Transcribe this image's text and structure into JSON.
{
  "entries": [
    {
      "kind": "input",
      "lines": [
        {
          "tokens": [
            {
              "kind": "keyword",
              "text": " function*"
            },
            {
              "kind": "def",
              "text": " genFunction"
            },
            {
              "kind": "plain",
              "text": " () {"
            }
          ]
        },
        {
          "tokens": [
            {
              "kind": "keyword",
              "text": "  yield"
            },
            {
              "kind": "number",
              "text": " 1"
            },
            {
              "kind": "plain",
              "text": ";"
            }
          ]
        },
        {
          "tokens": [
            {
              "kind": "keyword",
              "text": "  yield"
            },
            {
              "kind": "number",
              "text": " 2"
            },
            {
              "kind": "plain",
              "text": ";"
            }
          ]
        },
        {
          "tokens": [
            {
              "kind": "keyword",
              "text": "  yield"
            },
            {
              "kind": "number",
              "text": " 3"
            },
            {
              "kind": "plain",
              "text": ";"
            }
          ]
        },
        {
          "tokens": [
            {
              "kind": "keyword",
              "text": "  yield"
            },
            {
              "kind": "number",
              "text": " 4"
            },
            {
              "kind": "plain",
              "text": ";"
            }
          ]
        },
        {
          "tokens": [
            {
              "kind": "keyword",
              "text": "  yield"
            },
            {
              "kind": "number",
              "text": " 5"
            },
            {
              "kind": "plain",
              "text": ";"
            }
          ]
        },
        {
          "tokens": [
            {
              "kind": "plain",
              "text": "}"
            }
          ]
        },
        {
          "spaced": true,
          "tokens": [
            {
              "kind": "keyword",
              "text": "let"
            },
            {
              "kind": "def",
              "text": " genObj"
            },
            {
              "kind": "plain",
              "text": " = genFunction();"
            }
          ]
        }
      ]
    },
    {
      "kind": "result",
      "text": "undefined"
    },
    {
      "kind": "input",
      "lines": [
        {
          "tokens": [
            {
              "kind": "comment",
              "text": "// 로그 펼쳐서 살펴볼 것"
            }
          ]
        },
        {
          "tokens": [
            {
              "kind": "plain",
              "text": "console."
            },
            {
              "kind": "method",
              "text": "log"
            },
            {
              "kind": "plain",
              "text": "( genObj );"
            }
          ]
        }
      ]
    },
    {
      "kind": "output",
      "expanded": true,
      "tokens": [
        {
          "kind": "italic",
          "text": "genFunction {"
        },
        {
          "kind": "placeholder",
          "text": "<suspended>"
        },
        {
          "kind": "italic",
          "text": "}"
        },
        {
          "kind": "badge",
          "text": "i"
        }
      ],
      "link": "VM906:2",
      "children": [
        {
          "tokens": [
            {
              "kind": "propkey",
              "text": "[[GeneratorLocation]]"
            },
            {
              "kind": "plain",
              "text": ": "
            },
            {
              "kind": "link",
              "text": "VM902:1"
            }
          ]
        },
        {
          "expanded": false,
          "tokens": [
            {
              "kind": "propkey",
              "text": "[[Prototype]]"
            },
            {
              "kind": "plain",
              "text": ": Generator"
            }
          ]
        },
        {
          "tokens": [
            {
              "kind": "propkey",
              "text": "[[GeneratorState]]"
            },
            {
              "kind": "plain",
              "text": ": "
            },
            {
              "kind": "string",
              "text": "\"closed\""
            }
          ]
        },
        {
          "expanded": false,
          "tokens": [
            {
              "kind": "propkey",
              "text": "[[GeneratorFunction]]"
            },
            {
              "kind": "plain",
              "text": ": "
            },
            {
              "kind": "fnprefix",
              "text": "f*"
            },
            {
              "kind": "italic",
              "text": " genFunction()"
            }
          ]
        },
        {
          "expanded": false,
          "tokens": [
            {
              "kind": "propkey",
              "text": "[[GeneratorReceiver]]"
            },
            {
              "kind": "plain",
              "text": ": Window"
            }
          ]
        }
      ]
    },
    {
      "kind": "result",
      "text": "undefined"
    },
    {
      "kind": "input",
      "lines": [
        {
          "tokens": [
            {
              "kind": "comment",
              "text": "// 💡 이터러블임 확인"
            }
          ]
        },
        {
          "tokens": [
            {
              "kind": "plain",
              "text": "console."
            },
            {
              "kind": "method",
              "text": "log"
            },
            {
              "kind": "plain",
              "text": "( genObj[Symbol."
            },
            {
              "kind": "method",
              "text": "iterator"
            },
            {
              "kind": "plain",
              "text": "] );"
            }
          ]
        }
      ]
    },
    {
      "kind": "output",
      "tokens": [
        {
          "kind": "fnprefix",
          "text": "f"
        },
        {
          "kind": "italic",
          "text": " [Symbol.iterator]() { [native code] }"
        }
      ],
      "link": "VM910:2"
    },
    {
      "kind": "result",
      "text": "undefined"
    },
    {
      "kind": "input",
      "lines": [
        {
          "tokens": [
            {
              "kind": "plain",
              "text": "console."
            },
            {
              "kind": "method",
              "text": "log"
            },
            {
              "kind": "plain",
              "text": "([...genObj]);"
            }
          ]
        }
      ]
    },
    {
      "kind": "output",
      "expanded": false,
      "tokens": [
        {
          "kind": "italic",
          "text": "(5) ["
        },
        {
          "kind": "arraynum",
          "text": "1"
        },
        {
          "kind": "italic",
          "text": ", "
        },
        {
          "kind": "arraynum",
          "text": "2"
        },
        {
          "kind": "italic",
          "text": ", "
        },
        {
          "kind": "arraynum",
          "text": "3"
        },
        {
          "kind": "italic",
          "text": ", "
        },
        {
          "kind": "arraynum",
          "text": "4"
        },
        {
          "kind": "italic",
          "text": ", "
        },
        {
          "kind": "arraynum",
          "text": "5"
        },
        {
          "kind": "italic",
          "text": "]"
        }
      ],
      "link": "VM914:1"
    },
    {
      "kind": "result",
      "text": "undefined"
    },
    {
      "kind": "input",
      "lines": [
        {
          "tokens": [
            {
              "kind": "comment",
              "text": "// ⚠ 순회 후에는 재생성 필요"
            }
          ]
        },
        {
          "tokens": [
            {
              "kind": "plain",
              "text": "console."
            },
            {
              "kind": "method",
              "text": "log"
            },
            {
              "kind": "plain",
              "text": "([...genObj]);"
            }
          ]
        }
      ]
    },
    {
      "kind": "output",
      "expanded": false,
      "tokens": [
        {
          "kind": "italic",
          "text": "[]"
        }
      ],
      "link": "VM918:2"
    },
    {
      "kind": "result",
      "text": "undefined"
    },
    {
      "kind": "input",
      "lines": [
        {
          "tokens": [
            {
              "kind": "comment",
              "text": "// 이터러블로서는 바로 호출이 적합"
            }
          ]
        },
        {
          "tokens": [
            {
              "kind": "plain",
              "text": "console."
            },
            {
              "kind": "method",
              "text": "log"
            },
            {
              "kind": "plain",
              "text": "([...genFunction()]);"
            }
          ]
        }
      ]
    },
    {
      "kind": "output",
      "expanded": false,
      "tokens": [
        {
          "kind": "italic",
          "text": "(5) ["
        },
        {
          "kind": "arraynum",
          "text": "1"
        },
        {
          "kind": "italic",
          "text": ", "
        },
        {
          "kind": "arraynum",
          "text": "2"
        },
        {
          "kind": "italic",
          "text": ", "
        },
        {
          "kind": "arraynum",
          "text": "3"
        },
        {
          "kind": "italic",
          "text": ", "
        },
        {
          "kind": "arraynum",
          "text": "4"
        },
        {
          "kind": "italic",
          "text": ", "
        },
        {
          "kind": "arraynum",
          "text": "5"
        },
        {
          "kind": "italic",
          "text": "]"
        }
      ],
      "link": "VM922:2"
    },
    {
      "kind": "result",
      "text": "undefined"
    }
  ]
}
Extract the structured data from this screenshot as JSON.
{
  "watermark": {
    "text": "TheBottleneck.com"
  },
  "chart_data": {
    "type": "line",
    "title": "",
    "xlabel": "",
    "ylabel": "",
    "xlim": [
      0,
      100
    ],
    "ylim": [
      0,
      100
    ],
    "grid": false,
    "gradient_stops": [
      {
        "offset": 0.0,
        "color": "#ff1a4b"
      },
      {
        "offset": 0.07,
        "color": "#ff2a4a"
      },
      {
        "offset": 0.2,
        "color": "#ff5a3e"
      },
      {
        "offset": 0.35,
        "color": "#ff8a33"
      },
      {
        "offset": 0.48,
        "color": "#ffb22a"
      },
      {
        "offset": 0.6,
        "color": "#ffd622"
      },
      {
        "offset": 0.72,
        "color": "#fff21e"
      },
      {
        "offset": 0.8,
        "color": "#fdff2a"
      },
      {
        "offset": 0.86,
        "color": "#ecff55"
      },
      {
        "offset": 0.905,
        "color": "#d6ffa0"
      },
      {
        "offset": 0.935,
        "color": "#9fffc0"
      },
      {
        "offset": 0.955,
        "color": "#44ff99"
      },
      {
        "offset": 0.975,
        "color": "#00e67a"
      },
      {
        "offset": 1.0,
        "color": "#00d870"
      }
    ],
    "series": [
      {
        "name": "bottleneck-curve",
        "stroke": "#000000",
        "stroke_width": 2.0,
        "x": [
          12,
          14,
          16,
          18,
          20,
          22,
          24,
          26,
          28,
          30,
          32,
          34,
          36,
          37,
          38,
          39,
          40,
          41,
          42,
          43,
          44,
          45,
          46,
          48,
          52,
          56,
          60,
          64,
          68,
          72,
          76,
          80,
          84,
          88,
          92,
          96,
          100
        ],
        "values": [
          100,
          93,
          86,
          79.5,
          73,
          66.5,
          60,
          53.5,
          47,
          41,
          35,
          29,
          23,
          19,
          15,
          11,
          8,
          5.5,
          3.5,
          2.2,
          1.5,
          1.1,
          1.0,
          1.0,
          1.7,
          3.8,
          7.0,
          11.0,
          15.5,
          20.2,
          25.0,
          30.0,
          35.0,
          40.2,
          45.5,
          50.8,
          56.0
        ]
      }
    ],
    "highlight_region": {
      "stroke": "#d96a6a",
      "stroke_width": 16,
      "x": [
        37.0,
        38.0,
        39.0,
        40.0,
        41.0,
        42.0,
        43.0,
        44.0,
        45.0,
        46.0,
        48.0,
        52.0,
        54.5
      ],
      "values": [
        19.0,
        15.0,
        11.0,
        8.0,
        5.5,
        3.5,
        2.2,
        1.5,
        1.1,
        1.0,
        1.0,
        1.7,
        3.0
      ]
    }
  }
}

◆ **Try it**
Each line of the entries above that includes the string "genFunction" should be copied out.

◆ **Solution below**
              "text": " genFunction"
              "text": " = genFunction();"
          "text": "genFunction {"
              "text": " genFunction()"
              "text": "([...genFunction()]);"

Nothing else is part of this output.